The designers take inspiration from the famous doll collection for a miniature model runway show
Just in case you hadn’t seen the previews for this week’s episode—featuring Sandhya’s suspected breakdown—the “previously on” reminds us how she grates against the other contestants. Her “I don’t refer to any other designer” business is not received well. No surprise.
What is semi-surprising is the lack of actual drama this year. A few designers have been given a heavy edit to appear as the characters we’ve grown to expect: Mitchell and Korina got the villain treatment in the premiere. But Mitchell turned out to be pretty harmless—and well-loved based on the hugs he got when he was booted. And while Korina has definitely had her nasty moments, she hasn’t really emerged as a true nemesis, like Kenley or Santino.
On the other hand, there hasn’t really been an “overly emotional” character either. Sandhya has often been painted as sensitive—and she is—but she’s probably also exhausted and confused. Getting bad critiques from Tim, shifty looks from her co-contestants, and love from the judges simultaneously must be tough.
All that is to say: Maybe Project Runway‘s casting directors should get some tips from the gang over at Utopia. That’s a show that knows how to cast dramatic characters. Yes—first and foremost, Runway should be about the designs. But for a season that was advertised with “Turn Down for What” karaoke from Tim and Heidi, is it too much to expect a little more pop from the designers themselves?
But where the contestants are lacking, these challenges are picking up the slack. American Girl Doll Challenge: It’s happening.
I can’t decide which is better: Alexander admitting to his complete familiarity with the American Girl doll brand, or Korina telling us she had Samantha. (If you know the dolls, you get why this is perfect.) Also great: Tim Gunn’s ability to get excited regardless of the sponsor. Whether it’s the WWE, Saturn, Red Robin, or American Girl dolls, that man knows how to sell a challenge.
The designers seem genuinely interested in what their task will be—and that feeling doesn’t even diminish when their tween models emerge. Each designer must create a modern and fashionable look inspired by the Beforever doll that their assigned model carries. (Project Runway history question: How often do designers get assigned in challenges like this, rather than winners selecting or the button bag?)
Emily is bursting at the seams.

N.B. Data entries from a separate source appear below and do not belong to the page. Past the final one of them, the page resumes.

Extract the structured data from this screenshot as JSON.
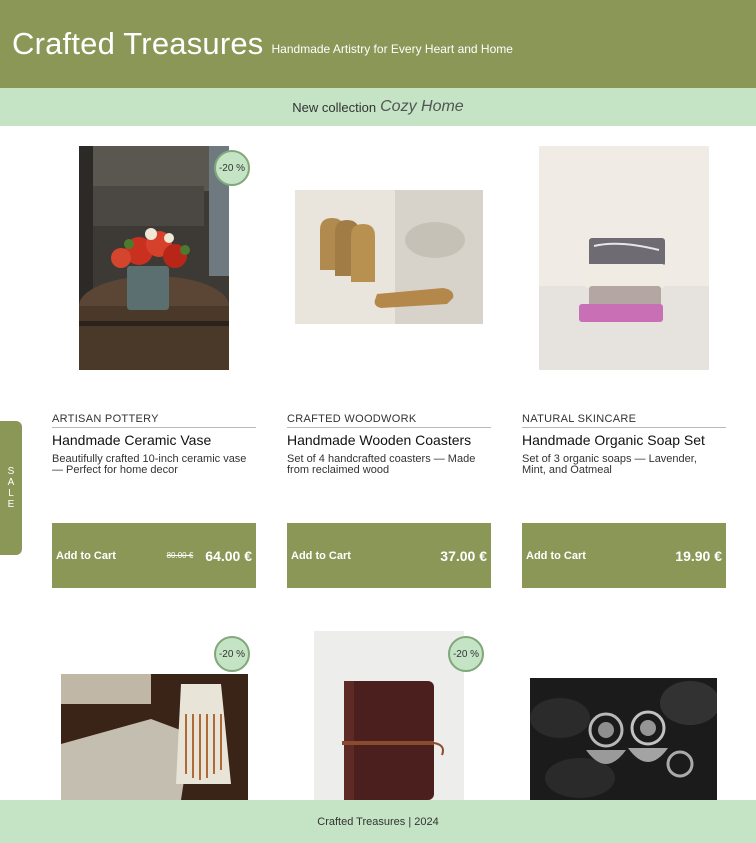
{
  "header": {
    "title": "Crafted Treasures",
    "tagline": "Handmade Artistry for Every Heart and Home"
  },
  "banner": {
    "prefix": "New collection",
    "collection": "Cozy Home"
  },
  "sale_tab": "SALE",
  "products": [
    {
      "category": "ARTISAN POTTERY",
      "title": "Handmade Ceramic Vase",
      "description": "Beautifully crafted 10-inch ceramic vase — Perfect for home decor",
      "discount": "-20 %",
      "old_price": "80.00 €",
      "price": "64.00 €",
      "cart_label": "Add to Cart",
      "image": "vase-with-red-flowers-on-barrel"
    },
    {
      "category": "CRAFTED WOODWORK",
      "title": "Handmade Wooden Coasters",
      "description": "Set of 4 handcrafted coasters — Made from reclaimed wood",
      "price": "37.00 €",
      "cart_label": "Add to Cart",
      "image": "wooden-coasters"
    },
    {
      "category": "NATURAL SKINCARE",
      "title": "Handmade Organic Soap Set",
      "description": "Set of 3 organic soaps — Lavender, Mint, and Oatmeal",
      "price": "19.90 €",
      "cart_label": "Add to Cart",
      "image": "stacked-soap-bars"
    },
    {
      "discount": "-20 %",
      "image": "woven-textile-with-fringe"
    },
    {
      "discount": "-20 %",
      "image": "leather-journal"
    },
    {
      "image": "silver-earrings-on-black-stones"
    }
  ],
  "footer": "Crafted Treasures | 2024",
  "colors": {
    "primary": "#8a9757",
    "accent_light": "#c5e3c5"
  }
}
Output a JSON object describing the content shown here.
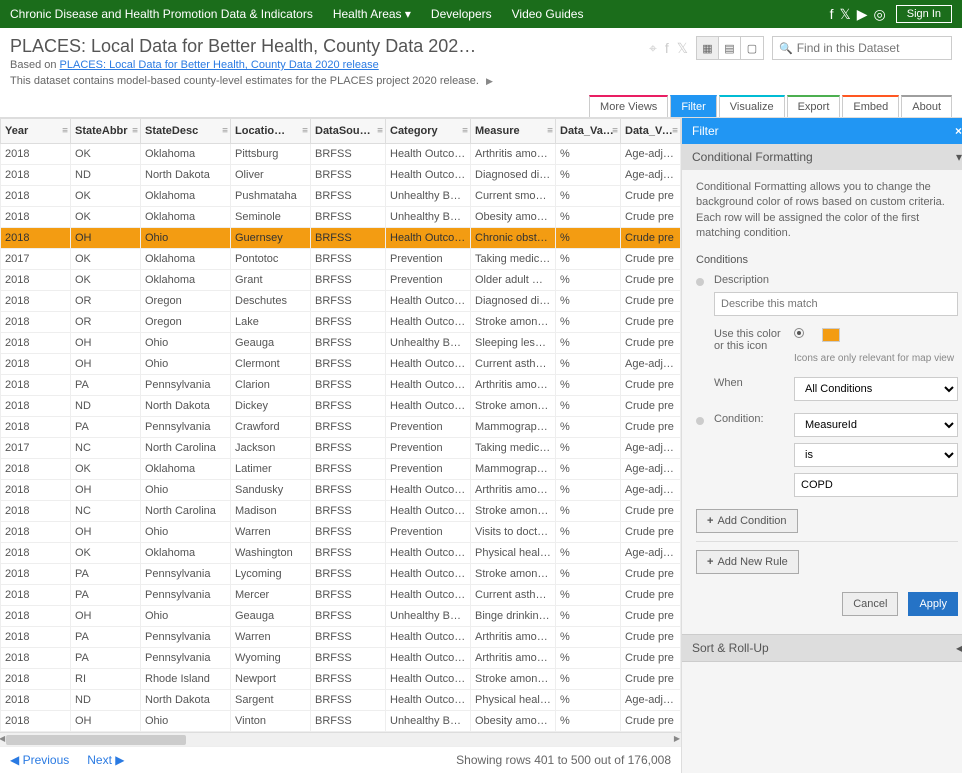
{
  "topnav": {
    "site_title": "Chronic Disease and Health Promotion Data & Indicators",
    "links": [
      "Health Areas",
      "Developers",
      "Video Guides"
    ],
    "signin": "Sign In"
  },
  "header": {
    "title": "PLACES: Local Data for Better Health, County Data 202…",
    "based_on_prefix": "Based on ",
    "based_on_link": "PLACES: Local Data for Better Health, County Data 2020 release",
    "description": "This dataset contains model-based county-level estimates for the PLACES project 2020 release.",
    "search_placeholder": "Find in this Dataset"
  },
  "tabs": {
    "more_views": "More Views",
    "filter": "Filter",
    "visualize": "Visualize",
    "export": "Export",
    "embed": "Embed",
    "about": "About"
  },
  "columns": [
    "Year",
    "StateAbbr",
    "StateDesc",
    "Locatio…",
    "DataSou…",
    "Category",
    "Measure",
    "Data_Va…",
    "Data_Va…"
  ],
  "rows": [
    {
      "c": [
        "2018",
        "OK",
        "Oklahoma",
        "Pittsburg",
        "BRFSS",
        "Health Outco…",
        "Arthritis amo…",
        "%",
        "Age-adjust"
      ]
    },
    {
      "c": [
        "2018",
        "ND",
        "North Dakota",
        "Oliver",
        "BRFSS",
        "Health Outco…",
        "Diagnosed di…",
        "%",
        "Age-adjust"
      ]
    },
    {
      "c": [
        "2018",
        "OK",
        "Oklahoma",
        "Pushmataha",
        "BRFSS",
        "Unhealthy Be…",
        "Current smo…",
        "%",
        "Crude pre"
      ]
    },
    {
      "c": [
        "2018",
        "OK",
        "Oklahoma",
        "Seminole",
        "BRFSS",
        "Unhealthy Be…",
        "Obesity amo…",
        "%",
        "Crude pre"
      ]
    },
    {
      "c": [
        "2018",
        "OH",
        "Ohio",
        "Guernsey",
        "BRFSS",
        "Health Outco…",
        "Chronic obst…",
        "%",
        "Crude pre"
      ],
      "hl": true
    },
    {
      "c": [
        "2017",
        "OK",
        "Oklahoma",
        "Pontotoc",
        "BRFSS",
        "Prevention",
        "Taking medic…",
        "%",
        "Crude pre"
      ]
    },
    {
      "c": [
        "2018",
        "OK",
        "Oklahoma",
        "Grant",
        "BRFSS",
        "Prevention",
        "Older adult …",
        "%",
        "Crude pre"
      ]
    },
    {
      "c": [
        "2018",
        "OR",
        "Oregon",
        "Deschutes",
        "BRFSS",
        "Health Outco…",
        "Diagnosed di…",
        "%",
        "Crude pre"
      ]
    },
    {
      "c": [
        "2018",
        "OR",
        "Oregon",
        "Lake",
        "BRFSS",
        "Health Outco…",
        "Stroke amon…",
        "%",
        "Crude pre"
      ]
    },
    {
      "c": [
        "2018",
        "OH",
        "Ohio",
        "Geauga",
        "BRFSS",
        "Unhealthy Be…",
        "Sleeping less …",
        "%",
        "Crude pre"
      ]
    },
    {
      "c": [
        "2018",
        "OH",
        "Ohio",
        "Clermont",
        "BRFSS",
        "Health Outco…",
        "Current asth…",
        "%",
        "Age-adjust"
      ]
    },
    {
      "c": [
        "2018",
        "PA",
        "Pennsylvania",
        "Clarion",
        "BRFSS",
        "Health Outco…",
        "Arthritis amo…",
        "%",
        "Crude pre"
      ]
    },
    {
      "c": [
        "2018",
        "ND",
        "North Dakota",
        "Dickey",
        "BRFSS",
        "Health Outco…",
        "Stroke amon…",
        "%",
        "Crude pre"
      ]
    },
    {
      "c": [
        "2018",
        "PA",
        "Pennsylvania",
        "Crawford",
        "BRFSS",
        "Prevention",
        "Mammograp…",
        "%",
        "Crude pre"
      ]
    },
    {
      "c": [
        "2017",
        "NC",
        "North Carolina",
        "Jackson",
        "BRFSS",
        "Prevention",
        "Taking medic…",
        "%",
        "Age-adjust"
      ]
    },
    {
      "c": [
        "2018",
        "OK",
        "Oklahoma",
        "Latimer",
        "BRFSS",
        "Prevention",
        "Mammograp…",
        "%",
        "Age-adjust"
      ]
    },
    {
      "c": [
        "2018",
        "OH",
        "Ohio",
        "Sandusky",
        "BRFSS",
        "Health Outco…",
        "Arthritis amo…",
        "%",
        "Age-adjust"
      ]
    },
    {
      "c": [
        "2018",
        "NC",
        "North Carolina",
        "Madison",
        "BRFSS",
        "Health Outco…",
        "Stroke amon…",
        "%",
        "Crude pre"
      ]
    },
    {
      "c": [
        "2018",
        "OH",
        "Ohio",
        "Warren",
        "BRFSS",
        "Prevention",
        "Visits to doct…",
        "%",
        "Crude pre"
      ]
    },
    {
      "c": [
        "2018",
        "OK",
        "Oklahoma",
        "Washington",
        "BRFSS",
        "Health Outco…",
        "Physical heal…",
        "%",
        "Age-adjust"
      ]
    },
    {
      "c": [
        "2018",
        "PA",
        "Pennsylvania",
        "Lycoming",
        "BRFSS",
        "Health Outco…",
        "Stroke amon…",
        "%",
        "Crude pre"
      ]
    },
    {
      "c": [
        "2018",
        "PA",
        "Pennsylvania",
        "Mercer",
        "BRFSS",
        "Health Outco…",
        "Current asth…",
        "%",
        "Crude pre"
      ]
    },
    {
      "c": [
        "2018",
        "OH",
        "Ohio",
        "Geauga",
        "BRFSS",
        "Unhealthy Be…",
        "Binge drinkin…",
        "%",
        "Crude pre"
      ]
    },
    {
      "c": [
        "2018",
        "PA",
        "Pennsylvania",
        "Warren",
        "BRFSS",
        "Health Outco…",
        "Arthritis amo…",
        "%",
        "Crude pre"
      ]
    },
    {
      "c": [
        "2018",
        "PA",
        "Pennsylvania",
        "Wyoming",
        "BRFSS",
        "Health Outco…",
        "Arthritis amo…",
        "%",
        "Crude pre"
      ]
    },
    {
      "c": [
        "2018",
        "RI",
        "Rhode Island",
        "Newport",
        "BRFSS",
        "Health Outco…",
        "Stroke amon…",
        "%",
        "Crude pre"
      ]
    },
    {
      "c": [
        "2018",
        "ND",
        "North Dakota",
        "Sargent",
        "BRFSS",
        "Health Outco…",
        "Physical heal…",
        "%",
        "Age-adjust"
      ]
    },
    {
      "c": [
        "2018",
        "OH",
        "Ohio",
        "Vinton",
        "BRFSS",
        "Unhealthy Be…",
        "Obesity amo…",
        "%",
        "Crude pre"
      ]
    }
  ],
  "pagination": {
    "prev": "Previous",
    "next": "Next",
    "info": "Showing rows 401 to 500 out of 176,008"
  },
  "panel": {
    "title": "Filter",
    "cond_format_header": "Conditional Formatting",
    "cond_format_desc": "Conditional Formatting allows you to change the background color of rows based on custom criteria. Each row will be assigned the color of the first matching condition.",
    "conditions_label": "Conditions",
    "desc_label": "Description",
    "desc_placeholder": "Describe this match",
    "use_color_label": "Use this color or this icon",
    "icon_note": "Icons are only relevant for map view",
    "when_label": "When",
    "when_value": "All Conditions",
    "condition_label": "Condition:",
    "cond_field": "MeasureId",
    "cond_op": "is",
    "cond_value": "COPD",
    "add_condition": "Add Condition",
    "add_rule": "Add New Rule",
    "cancel": "Cancel",
    "apply": "Apply",
    "sort_rollup": "Sort & Roll-Up"
  },
  "colors": {
    "highlight": "#f39c12",
    "primary": "#2196F3"
  }
}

She’s the only one with extensive experience designing children’s clothing; her line has an Etsy cult following. This should be her challenge to lose (spoiler alert: it’s not).
NEXT: American twee